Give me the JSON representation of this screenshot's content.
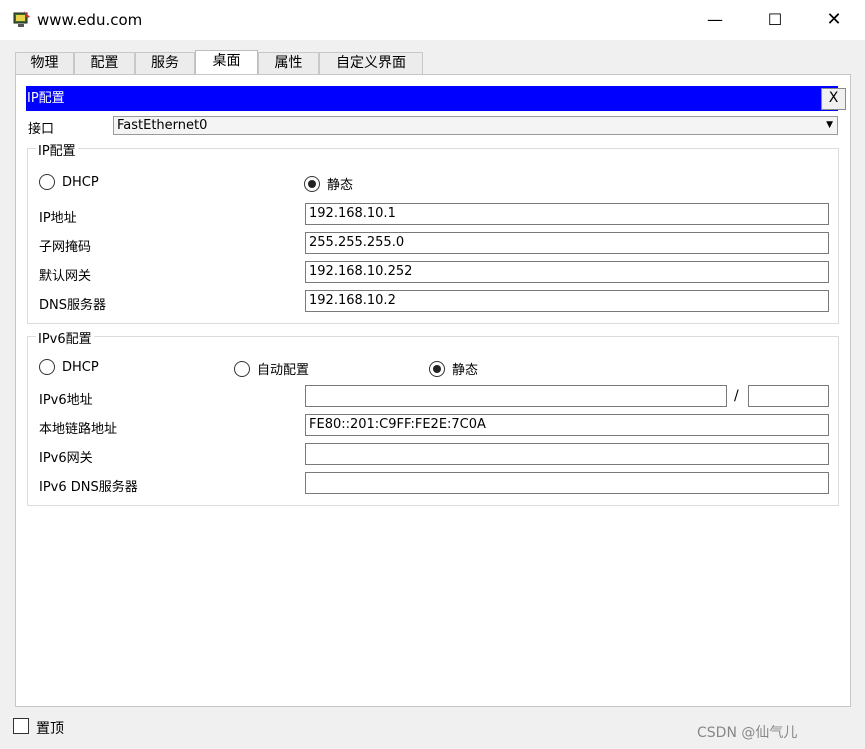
{
  "window": {
    "title": "www.edu.com",
    "minimize": "—",
    "maximize": "☐",
    "close": "✕"
  },
  "tabs": [
    {
      "label": "物理"
    },
    {
      "label": "配置"
    },
    {
      "label": "服务"
    },
    {
      "label": "桌面",
      "active": true
    },
    {
      "label": "属性"
    },
    {
      "label": "自定义界面"
    }
  ],
  "ip_panel": {
    "title": "IP配置",
    "close": "X",
    "interface_label": "接口",
    "interface_value": "FastEthernet0"
  },
  "ipv4": {
    "group_title": "IP配置",
    "dhcp_label": "DHCP",
    "static_label": "静态",
    "mode": "static",
    "ip_label": "IP地址",
    "ip_value": "192.168.10.1",
    "mask_label": "子网掩码",
    "mask_value": "255.255.255.0",
    "gateway_label": "默认网关",
    "gateway_value": "192.168.10.252",
    "dns_label": "DNS服务器",
    "dns_value": "192.168.10.2"
  },
  "ipv6": {
    "group_title": "IPv6配置",
    "dhcp_label": "DHCP",
    "auto_label": "自动配置",
    "static_label": "静态",
    "mode": "static",
    "address_label": "IPv6地址",
    "address_value": "",
    "prefix_separator": "/",
    "prefix_value": "",
    "link_local_label": "本地链路地址",
    "link_local_value": "FE80::201:C9FF:FE2E:7C0A",
    "gateway_label": "IPv6网关",
    "gateway_value": "",
    "dns_label": "IPv6 DNS服务器",
    "dns_value": ""
  },
  "footer": {
    "pin_label": "置顶",
    "watermark": "CSDN @仙气儿"
  },
  "colors": {
    "header_bar": "#0000ff",
    "frame_bg": "#f0f0f0"
  }
}
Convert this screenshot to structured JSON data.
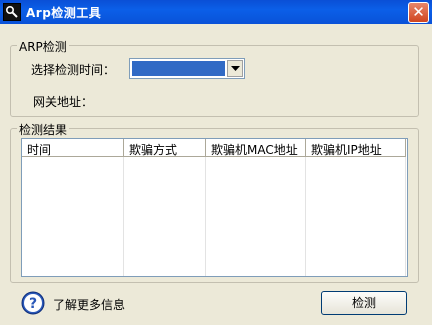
{
  "window": {
    "title": "Arp检测工具",
    "close_label": "✕"
  },
  "arp_group": {
    "legend": "ARP检测",
    "time_label": "选择检测时间：",
    "time_value": "",
    "gateway_label": "网关地址："
  },
  "results_group": {
    "legend": "检测结果",
    "columns": [
      "时间",
      "欺骗方式",
      "欺骗机MAC地址",
      "欺骗机IP地址"
    ]
  },
  "footer": {
    "help_text": "了解更多信息",
    "detect_button": "检测"
  }
}
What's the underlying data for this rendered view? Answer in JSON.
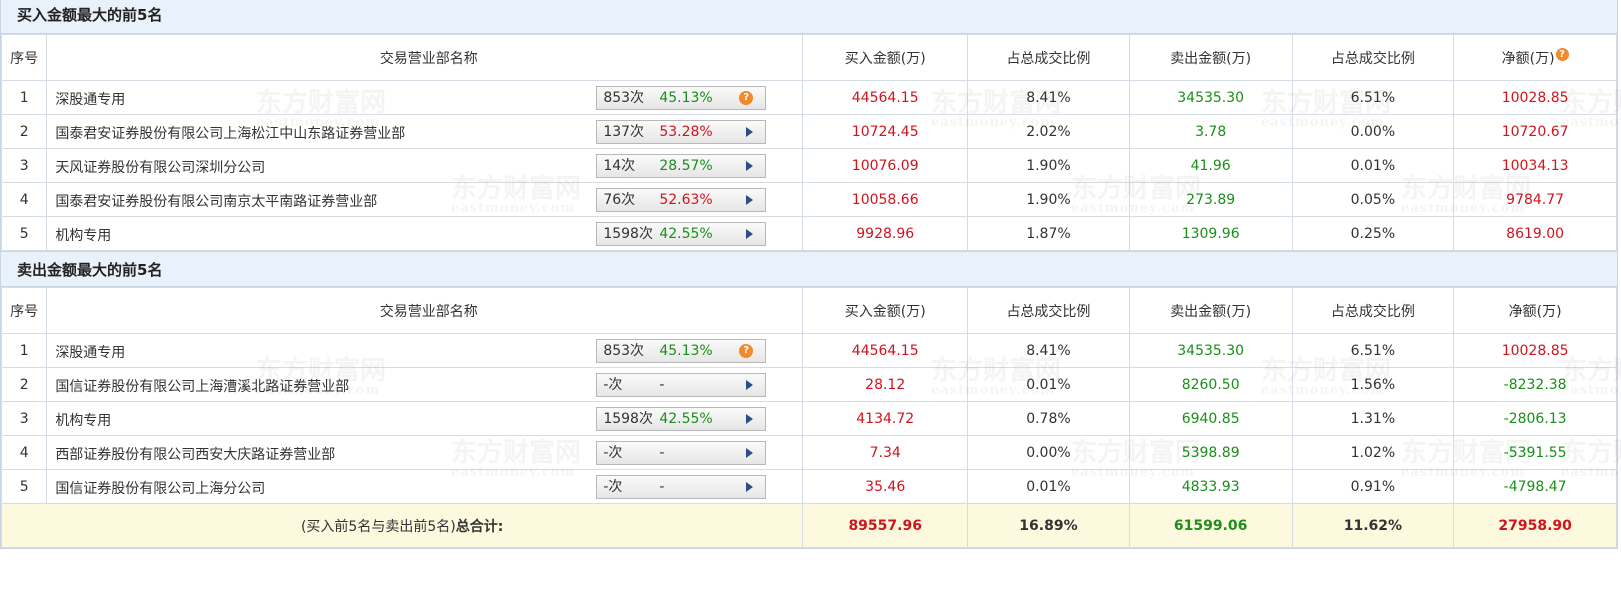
{
  "buy_section": {
    "title": "买入金额最大的前5名",
    "headers": {
      "idx": "序号",
      "name": "交易营业部名称",
      "buy": "买入金额(万)",
      "buy_pct": "占总成交比例",
      "sell": "卖出金额(万)",
      "sell_pct": "占总成交比例",
      "net": "净额(万)"
    },
    "rows": [
      {
        "idx": "1",
        "name": "深股通专用",
        "count": "853次",
        "rate": "45.13%",
        "rate_color": "green",
        "badge_icon": "question-icon",
        "buy": "44564.15",
        "buy_pct": "8.41%",
        "sell": "34535.30",
        "sell_pct": "6.51%",
        "net": "10028.85",
        "net_color": "red"
      },
      {
        "idx": "2",
        "name": "国泰君安证券股份有限公司上海松江中山东路证券营业部",
        "count": "137次",
        "rate": "53.28%",
        "rate_color": "red",
        "badge_icon": "arrow-right-icon",
        "buy": "10724.45",
        "buy_pct": "2.02%",
        "sell": "3.78",
        "sell_pct": "0.00%",
        "net": "10720.67",
        "net_color": "red"
      },
      {
        "idx": "3",
        "name": "天风证券股份有限公司深圳分公司",
        "count": "14次",
        "rate": "28.57%",
        "rate_color": "green",
        "badge_icon": "arrow-right-icon",
        "buy": "10076.09",
        "buy_pct": "1.90%",
        "sell": "41.96",
        "sell_pct": "0.01%",
        "net": "10034.13",
        "net_color": "red"
      },
      {
        "idx": "4",
        "name": "国泰君安证券股份有限公司南京太平南路证券营业部",
        "count": "76次",
        "rate": "52.63%",
        "rate_color": "red",
        "badge_icon": "arrow-right-icon",
        "buy": "10058.66",
        "buy_pct": "1.90%",
        "sell": "273.89",
        "sell_pct": "0.05%",
        "net": "9784.77",
        "net_color": "red"
      },
      {
        "idx": "5",
        "name": "机构专用",
        "count": "1598次",
        "rate": "42.55%",
        "rate_color": "green",
        "badge_icon": "arrow-right-icon",
        "buy": "9928.96",
        "buy_pct": "1.87%",
        "sell": "1309.96",
        "sell_pct": "0.25%",
        "net": "8619.00",
        "net_color": "red"
      }
    ]
  },
  "sell_section": {
    "title": "卖出金额最大的前5名",
    "headers": {
      "idx": "序号",
      "name": "交易营业部名称",
      "buy": "买入金额(万)",
      "buy_pct": "占总成交比例",
      "sell": "卖出金额(万)",
      "sell_pct": "占总成交比例",
      "net": "净额(万)"
    },
    "rows": [
      {
        "idx": "1",
        "name": "深股通专用",
        "count": "853次",
        "rate": "45.13%",
        "rate_color": "green",
        "badge_icon": "question-icon",
        "buy": "44564.15",
        "buy_pct": "8.41%",
        "sell": "34535.30",
        "sell_pct": "6.51%",
        "net": "10028.85",
        "net_color": "red"
      },
      {
        "idx": "2",
        "name": "国信证券股份有限公司上海漕溪北路证券营业部",
        "count": "-次",
        "rate": "-",
        "rate_color": "plain",
        "badge_icon": "arrow-right-icon",
        "buy": "28.12",
        "buy_pct": "0.01%",
        "sell": "8260.50",
        "sell_pct": "1.56%",
        "net": "-8232.38",
        "net_color": "green"
      },
      {
        "idx": "3",
        "name": "机构专用",
        "count": "1598次",
        "rate": "42.55%",
        "rate_color": "green",
        "badge_icon": "arrow-right-icon",
        "buy": "4134.72",
        "buy_pct": "0.78%",
        "sell": "6940.85",
        "sell_pct": "1.31%",
        "net": "-2806.13",
        "net_color": "green"
      },
      {
        "idx": "4",
        "name": "西部证券股份有限公司西安大庆路证券营业部",
        "count": "-次",
        "rate": "-",
        "rate_color": "plain",
        "badge_icon": "arrow-right-icon",
        "buy": "7.34",
        "buy_pct": "0.00%",
        "sell": "5398.89",
        "sell_pct": "1.02%",
        "net": "-5391.55",
        "net_color": "green"
      },
      {
        "idx": "5",
        "name": "国信证券股份有限公司上海分公司",
        "count": "-次",
        "rate": "-",
        "rate_color": "plain",
        "badge_icon": "arrow-right-icon",
        "buy": "35.46",
        "buy_pct": "0.01%",
        "sell": "4833.93",
        "sell_pct": "0.91%",
        "net": "-4798.47",
        "net_color": "green"
      }
    ]
  },
  "total": {
    "label_prefix": "(买入前5名与卖出前5名)",
    "label_bold": "总合计:",
    "buy": "89557.96",
    "buy_pct": "16.89%",
    "sell": "61599.06",
    "sell_pct": "11.62%",
    "net": "27958.90"
  },
  "watermark": {
    "cn": "东方财富网",
    "en": "eastmoney.com"
  },
  "colors": {
    "red": "#d0141c",
    "green": "#1a8f1a",
    "header_bg": "#e9f2fb",
    "total_bg": "#fdf9df",
    "border": "#d4dce6"
  }
}
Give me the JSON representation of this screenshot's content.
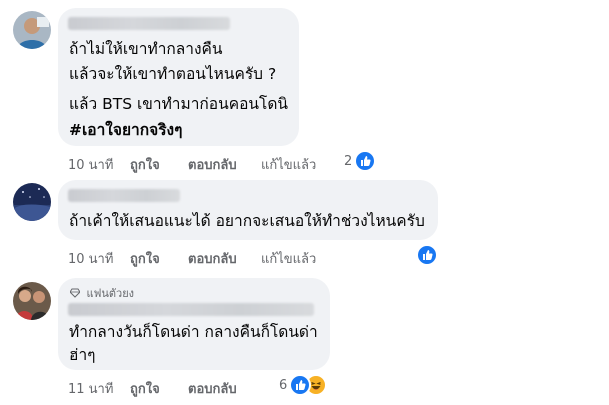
{
  "comments": [
    {
      "lines": [
        "ถ้าไม่ให้เขาทำกลางคืน",
        "แล้วจะให้เขาทำตอนไหนครับ ?",
        "แล้ว BTS เขาทำมาก่อนคอนโดนิ",
        "#เอาใจยากจริงๆ"
      ],
      "time": "10 นาที",
      "like": "ถูกใจ",
      "reply": "ตอบกลับ",
      "edited": "แก้ไขแล้ว",
      "reaction_count": "2"
    },
    {
      "lines": [
        "ถ้าเค้าให้เสนอแนะได้ อยากจะเสนอให้ทำช่วงไหนครับ"
      ],
      "time": "10 นาที",
      "like": "ถูกใจ",
      "reply": "ตอบกลับ",
      "edited": "แก้ไขแล้ว"
    },
    {
      "badge": "แฟนตัวยง",
      "lines": [
        "ทำกลางวันก็โดนด่า กลางคืนก็โดนด่า",
        "ฮ่าๆ"
      ],
      "time": "11 นาที",
      "like": "ถูกใจ",
      "reply": "ตอบกลับ",
      "reaction_count": "6"
    }
  ],
  "colors": {
    "bubble": "#f0f2f5",
    "meta": "#65676b",
    "like": "#1877f2"
  }
}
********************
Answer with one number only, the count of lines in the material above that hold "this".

4